THERESA MAY'S problems are suddenly multiplying at an alarming rate. Whichever way she turns, it seems, fresh trouble is looming on the horizon. Can she survive them and successfully battle through? Or will the sheer power of them bring her crashing down?

One of the latest follows the overwhelming desire of the people of the Republic of Ireland to liberalise abortion laws. This leaves Northern Ireland as the only part of the British Isles – if that is still a valid term – where the abortion laws have not changed in this way.

Now, activists are demanding the Prime Minister rectifies this but, as she points out, this is a devolved issue for Stormont to resolve. But Stormont has not sat for months, so Mrs May certainly has not heard the last of this.

And to add to all this, there are also fresh demands to allow same-sex marriages in Northern Ireland.

Meanwhile, the DUP, which is propping up the May administration, is starting to make threatening noises about the vexed Brexit Irish Border issue. Then there is Priti Patel, recently sacked from the Cabinet, gunning for some aspects of the Government and Tory Party hierarchy, plus the unending barrage of slings and arrows from the Tory Remainers and the frustration of Tory Brexiteers at the snail's pace of the negotiations.

Could the combination of all these factors be the storm that will blow her away? Downing Street at the moment is not a place of sweetness and light.

FULL marks for Richard Madeley, who cut short an interview with Defence Secretary Gavin Williamson for repeatedly refusing to answer a straightforward question.

And it was Williamson's own fault that he became probably the first Cabinet Minister to be shown the door, so to speak, in the middle of a live interview.

Williamson's humiliation was a salutary lesson for all politicians who think they can abuse the airwaves by simply and arrogantly ignoring the questions put to them. Not even that attack dog Jeremy Paxman has had the temerity to cut off an awkward Cabinet Minister.

Madeley asked Williamson, more than once, whether he regretted telling Russia to shut up and go away, after the Salisbury nerve gas attack. A pretty straightforward question, you might think. But the 'answers' given by Williamson bore no relation to the question. The only possible excuse he could offer is probably that he was still wet behind the ears in ministerial terms.

Politicians must realise that they are not monarchs of all they survey. Williamson seemed to have that impression – and he paid the price.

Well done, Mr M!

THE water authorities have been haranguing their customers –including humble householders – about the danger of using too much water, with the threat of shortages and droughts possibly lying ahead.

All that, of course, is very worthy and prudent.
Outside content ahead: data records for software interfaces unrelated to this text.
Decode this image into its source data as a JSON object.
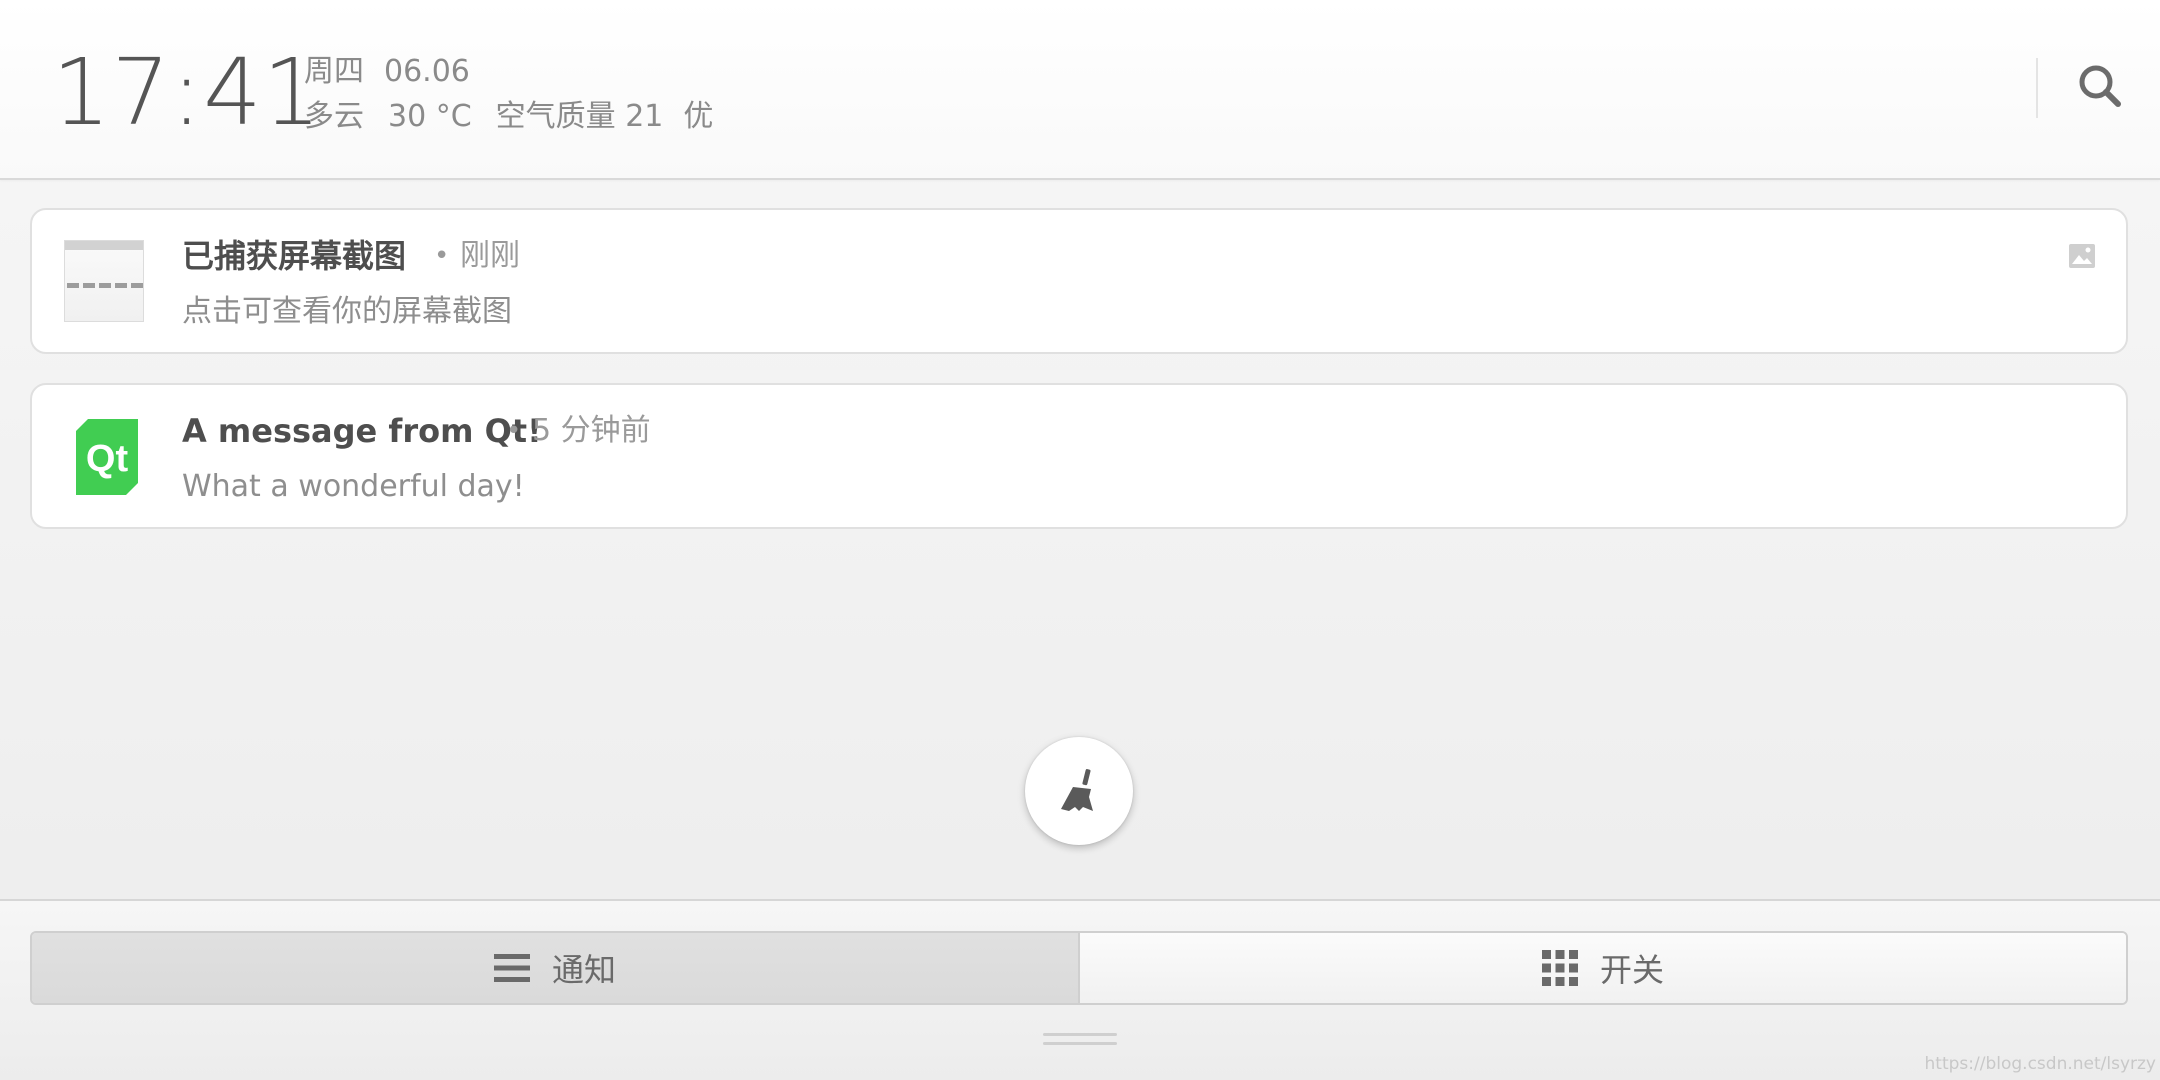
{
  "header": {
    "time": "17:41",
    "weekday": "周四",
    "date": "06.06",
    "weather": "多云",
    "temperature": "30 °C",
    "air_quality_label": "空气质量 21",
    "air_quality_level": "优",
    "search_icon": "search-icon"
  },
  "notifications": [
    {
      "icon": "screenshot-thumbnail",
      "title": "已捕获屏幕截图",
      "separator": "•",
      "time": "刚刚",
      "body": "点击可查看你的屏幕截图",
      "badge_icon": "image-icon"
    },
    {
      "icon": "qt-logo-icon",
      "logo_text": "Qt",
      "title": "A message from Qt!",
      "separator": "•",
      "time": "5 分钟前",
      "body": "What a wonderful day!"
    }
  ],
  "clear_button": {
    "icon": "broom-icon"
  },
  "tabs": [
    {
      "label": "通知",
      "icon": "list-icon",
      "active": true
    },
    {
      "label": "开关",
      "icon": "grid-icon",
      "active": false
    }
  ],
  "watermark": "https://blog.csdn.net/lsyrzy",
  "colors": {
    "qt_green": "#41cd52",
    "text_primary": "#4e4e4e",
    "text_secondary": "#8e8e8e"
  }
}
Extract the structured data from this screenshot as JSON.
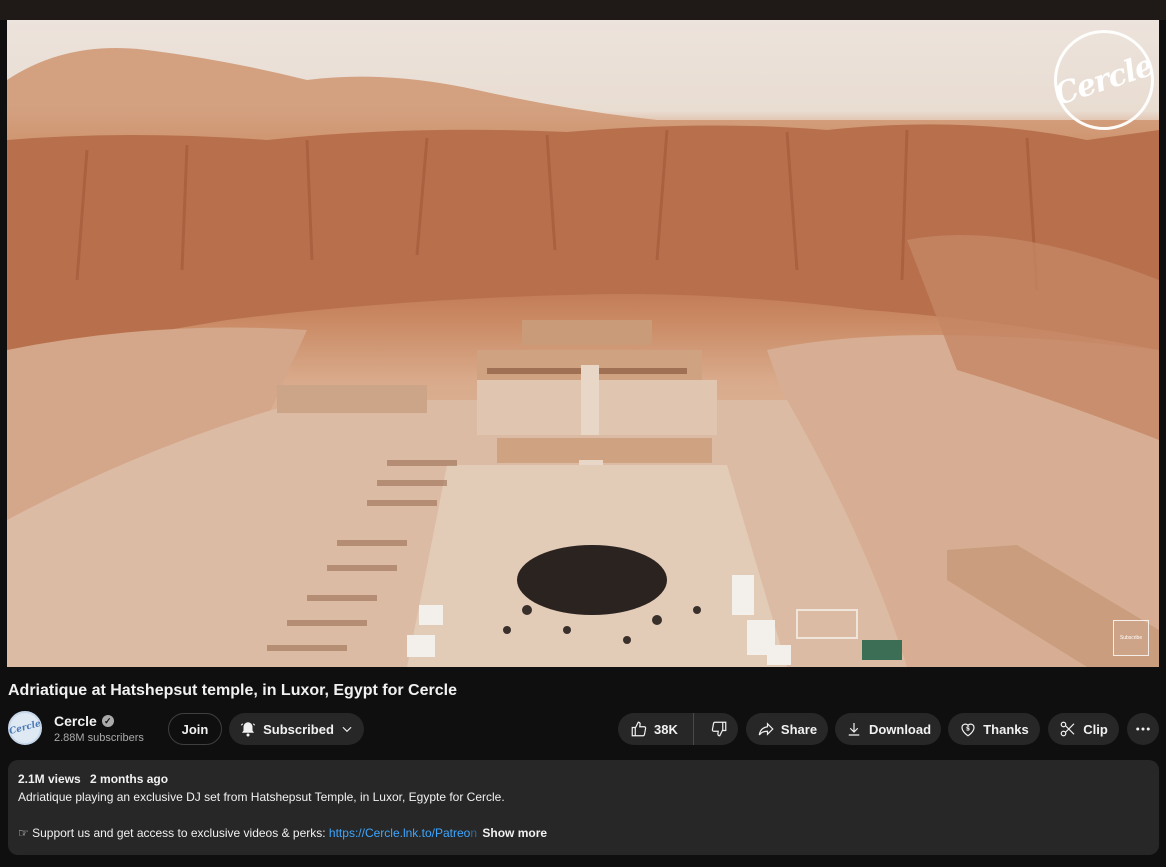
{
  "video": {
    "title": "Adriatique at Hatshepsut temple, in Luxor, Egypt for Cercle",
    "logo_text": "Cercle",
    "watermark_text": "Subscribe"
  },
  "channel": {
    "name": "Cercle",
    "verified_mark": "✓",
    "subscribers": "2.88M subscribers",
    "avatar_text": "Cercle"
  },
  "actions": {
    "join_label": "Join",
    "subscribed_label": "Subscribed",
    "like_count": "38K",
    "share_label": "Share",
    "download_label": "Download",
    "thanks_label": "Thanks",
    "clip_label": "Clip"
  },
  "description": {
    "views": "2.1M views",
    "age": "2 months ago",
    "line1": "Adriatique playing an exclusive DJ set from Hatshepsut Temple, in Luxor, Egypte for Cercle.",
    "support_prefix": "☞ Support us and get access to exclusive videos & perks: ",
    "support_link": "https://Cercle.lnk.to/Patreo",
    "support_link_faded": "n",
    "show_more": "Show more"
  },
  "icons": [
    "bell-icon",
    "chevron-down-icon",
    "thumbs-up-icon",
    "thumbs-down-icon",
    "share-icon",
    "download-icon",
    "thanks-icon",
    "scissors-icon",
    "more-icon",
    "verified-icon"
  ],
  "colors": {
    "background": "#0f0f0f",
    "pill": "#272727",
    "link": "#3ea6ff",
    "sand": "#d6b39c",
    "cliff": "#b86a48"
  }
}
But shouldn't the prime target of these warnings be the Home Office? If water companies are already becoming anxious about future supplies in existing circumstances, how much more worrying it will become if immigration – legal and otherwise – continues at its present level?

The new Home Secretary, Sajid Javid, has just announced he is inquiring into the state of migration, but concentrating, not unreasonably, on the question of ensuring that enough and urgently needed skilled people, like doctors and nurses, are not denied entry.

But if we don't want our reservoirs to dry up, the Home Secretary should take an equally long and hard look at the numbers of illegal and/or unskilled immigrants who are still descending on the shores of our already overcrowded island. The Home Secretary should certainly factor this into his examination.

POOR Alastair Campbell, Tony Blair's one-time spin doctor, has been publicly nagged (his word, not mine) on radio by his daughter Grace about his feminist credentials, or to be more accurate, lack of them.

She angrily chastised him verbally, for using the word 'birds' to describe women, and to cease doing so forthwith. Campbell said he did not know he had ever used that word in that way, but nevertheless agreed not to do so in future.

It is all very well when your political opponents go for your jugular, but when it's your nearest and dearest – well, the mind boggles.